▶ _The problem_
Every entry should be returned exactly. Omit none of them.

:: Records provided ::

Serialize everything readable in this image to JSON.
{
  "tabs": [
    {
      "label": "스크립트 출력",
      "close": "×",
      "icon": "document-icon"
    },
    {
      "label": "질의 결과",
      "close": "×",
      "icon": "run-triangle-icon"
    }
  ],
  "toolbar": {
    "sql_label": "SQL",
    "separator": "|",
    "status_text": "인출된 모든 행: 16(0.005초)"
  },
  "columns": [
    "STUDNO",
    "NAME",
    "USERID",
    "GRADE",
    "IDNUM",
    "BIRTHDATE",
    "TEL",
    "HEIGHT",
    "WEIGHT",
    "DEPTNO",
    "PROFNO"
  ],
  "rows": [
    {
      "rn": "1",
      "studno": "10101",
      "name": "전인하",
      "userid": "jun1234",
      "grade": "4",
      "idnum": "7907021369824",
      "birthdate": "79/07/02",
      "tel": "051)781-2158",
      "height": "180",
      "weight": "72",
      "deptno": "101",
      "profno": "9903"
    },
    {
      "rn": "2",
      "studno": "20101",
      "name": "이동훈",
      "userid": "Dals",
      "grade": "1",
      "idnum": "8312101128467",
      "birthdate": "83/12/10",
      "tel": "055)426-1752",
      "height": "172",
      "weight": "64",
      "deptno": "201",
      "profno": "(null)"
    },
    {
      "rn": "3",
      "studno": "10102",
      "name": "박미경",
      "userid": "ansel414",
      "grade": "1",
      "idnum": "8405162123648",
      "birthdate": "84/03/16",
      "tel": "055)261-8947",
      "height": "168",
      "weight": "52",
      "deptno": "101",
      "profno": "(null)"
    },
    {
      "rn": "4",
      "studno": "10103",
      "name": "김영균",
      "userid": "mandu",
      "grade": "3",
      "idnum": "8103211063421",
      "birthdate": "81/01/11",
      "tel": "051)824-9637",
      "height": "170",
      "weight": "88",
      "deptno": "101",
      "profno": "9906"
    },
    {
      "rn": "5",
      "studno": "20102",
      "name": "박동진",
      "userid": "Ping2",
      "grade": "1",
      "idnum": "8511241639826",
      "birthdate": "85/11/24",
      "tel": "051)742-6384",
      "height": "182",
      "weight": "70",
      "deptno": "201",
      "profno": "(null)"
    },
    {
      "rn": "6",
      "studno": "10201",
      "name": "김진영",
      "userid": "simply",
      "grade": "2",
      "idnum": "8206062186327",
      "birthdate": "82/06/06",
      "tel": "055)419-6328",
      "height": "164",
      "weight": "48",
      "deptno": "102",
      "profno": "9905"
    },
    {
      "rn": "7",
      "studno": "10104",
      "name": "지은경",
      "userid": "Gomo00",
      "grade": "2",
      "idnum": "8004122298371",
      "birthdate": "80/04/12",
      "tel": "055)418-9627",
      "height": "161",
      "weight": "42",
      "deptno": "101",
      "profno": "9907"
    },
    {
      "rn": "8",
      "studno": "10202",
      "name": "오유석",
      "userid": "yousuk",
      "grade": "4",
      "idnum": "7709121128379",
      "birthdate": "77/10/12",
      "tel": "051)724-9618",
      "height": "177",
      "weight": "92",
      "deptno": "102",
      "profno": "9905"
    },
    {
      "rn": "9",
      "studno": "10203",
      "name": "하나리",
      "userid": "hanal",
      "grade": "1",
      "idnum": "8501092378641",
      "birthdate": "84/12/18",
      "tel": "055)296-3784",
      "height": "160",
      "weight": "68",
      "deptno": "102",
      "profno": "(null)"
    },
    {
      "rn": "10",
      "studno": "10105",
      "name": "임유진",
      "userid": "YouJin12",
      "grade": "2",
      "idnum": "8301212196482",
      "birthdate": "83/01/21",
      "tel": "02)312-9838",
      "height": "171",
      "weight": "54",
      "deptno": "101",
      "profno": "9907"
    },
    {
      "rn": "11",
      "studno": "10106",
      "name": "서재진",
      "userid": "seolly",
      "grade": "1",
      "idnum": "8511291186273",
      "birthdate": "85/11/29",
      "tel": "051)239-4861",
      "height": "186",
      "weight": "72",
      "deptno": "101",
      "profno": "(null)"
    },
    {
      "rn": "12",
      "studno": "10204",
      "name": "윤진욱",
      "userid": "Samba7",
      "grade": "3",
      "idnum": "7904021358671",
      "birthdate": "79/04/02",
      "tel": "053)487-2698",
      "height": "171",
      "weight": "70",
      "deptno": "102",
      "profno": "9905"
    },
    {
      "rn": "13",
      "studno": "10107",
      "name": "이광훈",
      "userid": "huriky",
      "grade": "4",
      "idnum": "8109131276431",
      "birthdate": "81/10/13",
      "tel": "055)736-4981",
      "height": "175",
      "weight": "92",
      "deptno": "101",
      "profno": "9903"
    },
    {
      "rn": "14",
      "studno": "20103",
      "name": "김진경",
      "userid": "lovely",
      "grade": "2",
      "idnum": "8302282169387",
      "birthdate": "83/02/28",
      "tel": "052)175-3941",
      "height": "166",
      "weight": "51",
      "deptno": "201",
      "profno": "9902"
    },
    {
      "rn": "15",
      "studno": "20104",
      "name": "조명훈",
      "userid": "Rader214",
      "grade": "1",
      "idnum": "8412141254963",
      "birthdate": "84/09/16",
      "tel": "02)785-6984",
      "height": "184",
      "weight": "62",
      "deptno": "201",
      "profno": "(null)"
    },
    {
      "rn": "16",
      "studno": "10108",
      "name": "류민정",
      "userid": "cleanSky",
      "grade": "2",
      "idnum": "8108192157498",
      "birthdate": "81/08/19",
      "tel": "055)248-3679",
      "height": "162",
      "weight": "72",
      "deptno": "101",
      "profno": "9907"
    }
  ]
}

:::

▶ _Output_
Serialize everything readable in this image to JSON.
{
  "tabs": [
    {
      "label": "스크립트 출력",
      "close": "×",
      "icon": "document-icon"
    },
    {
      "label": "질의 결과",
      "close": "×",
      "icon": "run-triangle-icon"
    }
  ],
  "toolbar": {
    "sql_label": "SQL",
    "separator": "|",
    "status_text": "인출된 모든 행: 16(0.005초)"
  },
  "columns": [
    "STUDNO",
    "NAME",
    "USERID",
    "GRADE",
    "IDNUM",
    "BIRTHDATE",
    "TEL",
    "HEIGHT",
    "WEIGHT",
    "DEPTNO",
    "PROFNO"
  ],
  "rows": [
    {
      "rn": "1",
      "studno": "10101",
      "name": "전인하",
      "userid": "jun1234",
      "grade": "4",
      "idnum": "7907021369824",
      "birthdate": "79/07/02",
      "tel": "051)781-2158",
      "height": "180",
      "weight": "72",
      "deptno": "101",
      "profno": "9903"
    },
    {
      "rn": "2",
      "studno": "20101",
      "name": "이동훈",
      "userid": "Dals",
      "grade": "1",
      "idnum": "8312101128467",
      "birthdate": "83/12/10",
      "tel": "055)426-1752",
      "height": "172",
      "weight": "64",
      "deptno": "201",
      "profno": "(null)"
    },
    {
      "rn": "3",
      "studno": "10102",
      "name": "박미경",
      "userid": "ansel414",
      "grade": "1",
      "idnum": "8405162123648",
      "birthdate": "84/03/16",
      "tel": "055)261-8947",
      "height": "168",
      "weight": "52",
      "deptno": "101",
      "profno": "(null)"
    },
    {
      "rn": "4",
      "studno": "10103",
      "name": "김영균",
      "userid": "mandu",
      "grade": "3",
      "idnum": "8103211063421",
      "birthdate": "81/01/11",
      "tel": "051)824-9637",
      "height": "170",
      "weight": "88",
      "deptno": "101",
      "profno": "9906"
    },
    {
      "rn": "5",
      "studno": "20102",
      "name": "박동진",
      "userid": "Ping2",
      "grade": "1",
      "idnum": "8511241639826",
      "birthdate": "85/11/24",
      "tel": "051)742-6384",
      "height": "182",
      "weight": "70",
      "deptno": "201",
      "profno": "(null)"
    },
    {
      "rn": "6",
      "studno": "10201",
      "name": "김진영",
      "userid": "simply",
      "grade": "2",
      "idnum": "8206062186327",
      "birthdate": "82/06/06",
      "tel": "055)419-6328",
      "height": "164",
      "weight": "48",
      "deptno": "102",
      "profno": "9905"
    },
    {
      "rn": "7",
      "studno": "10104",
      "name": "지은경",
      "userid": "Gomo00",
      "grade": "2",
      "idnum": "8004122298371",
      "birthdate": "80/04/12",
      "tel": "055)418-9627",
      "height": "161",
      "weight": "42",
      "deptno": "101",
      "profno": "9907"
    },
    {
      "rn": "8",
      "studno": "10202",
      "name": "오유석",
      "userid": "yousuk",
      "grade": "4",
      "idnum": "7709121128379",
      "birthdate": "77/10/12",
      "tel": "051)724-9618",
      "height": "177",
      "weight": "92",
      "deptno": "102",
      "profno": "9905"
    },
    {
      "rn": "9",
      "studno": "10203",
      "name": "하나리",
      "userid": "hanal",
      "grade": "1",
      "idnum": "8501092378641",
      "birthdate": "84/12/18",
      "tel": "055)296-3784",
      "height": "160",
      "weight": "68",
      "deptno": "102",
      "profno": "(null)"
    },
    {
      "rn": "10",
      "studno": "10105",
      "name": "임유진",
      "userid": "YouJin12",
      "grade": "2",
      "idnum": "8301212196482",
      "birthdate": "83/01/21",
      "tel": "02)312-9838",
      "height": "171",
      "weight": "54",
      "deptno": "101",
      "profno": "9907"
    },
    {
      "rn": "11",
      "studno": "10106",
      "name": "서재진",
      "userid": "seolly",
      "grade": "1",
      "idnum": "8511291186273",
      "birthdate": "85/11/29",
      "tel": "051)239-4861",
      "height": "186",
      "weight": "72",
      "deptno": "101",
      "profno": "(null)"
    },
    {
      "rn": "12",
      "studno": "10204",
      "name": "윤진욱",
      "userid": "Samba7",
      "grade": "3",
      "idnum": "7904021358671",
      "birthdate": "79/04/02",
      "tel": "053)487-2698",
      "height": "171",
      "weight": "70",
      "deptno": "102",
      "profno": "9905"
    },
    {
      "rn": "13",
      "studno": "10107",
      "name": "이광훈",
      "userid": "huriky",
      "grade": "4",
      "idnum": "8109131276431",
      "birthdate": "81/10/13",
      "tel": "055)736-4981",
      "height": "175",
      "weight": "92",
      "deptno": "101",
      "profno": "9903"
    },
    {
      "rn": "14",
      "studno": "20103",
      "name": "김진경",
      "userid": "lovely",
      "grade": "2",
      "idnum": "8302282169387",
      "birthdate": "83/02/28",
      "tel": "052)175-3941",
      "height": "166",
      "weight": "51",
      "deptno": "201",
      "profno": "9902"
    },
    {
      "rn": "15",
      "studno": "20104",
      "name": "조명훈",
      "userid": "Rader214",
      "grade": "1",
      "idnum": "8412141254963",
      "birthdate": "84/09/16",
      "tel": "02)785-6984",
      "height": "184",
      "weight": "62",
      "deptno": "201",
      "profno": "(null)"
    },
    {
      "rn": "16",
      "studno": "10108",
      "name": "류민정",
      "userid": "cleanSky",
      "grade": "2",
      "idnum": "8108192157498",
      "birthdate": "81/08/19",
      "tel": "055)248-3679",
      "height": "162",
      "weight": "72",
      "deptno": "101",
      "profno": "9907"
    }
  ]
}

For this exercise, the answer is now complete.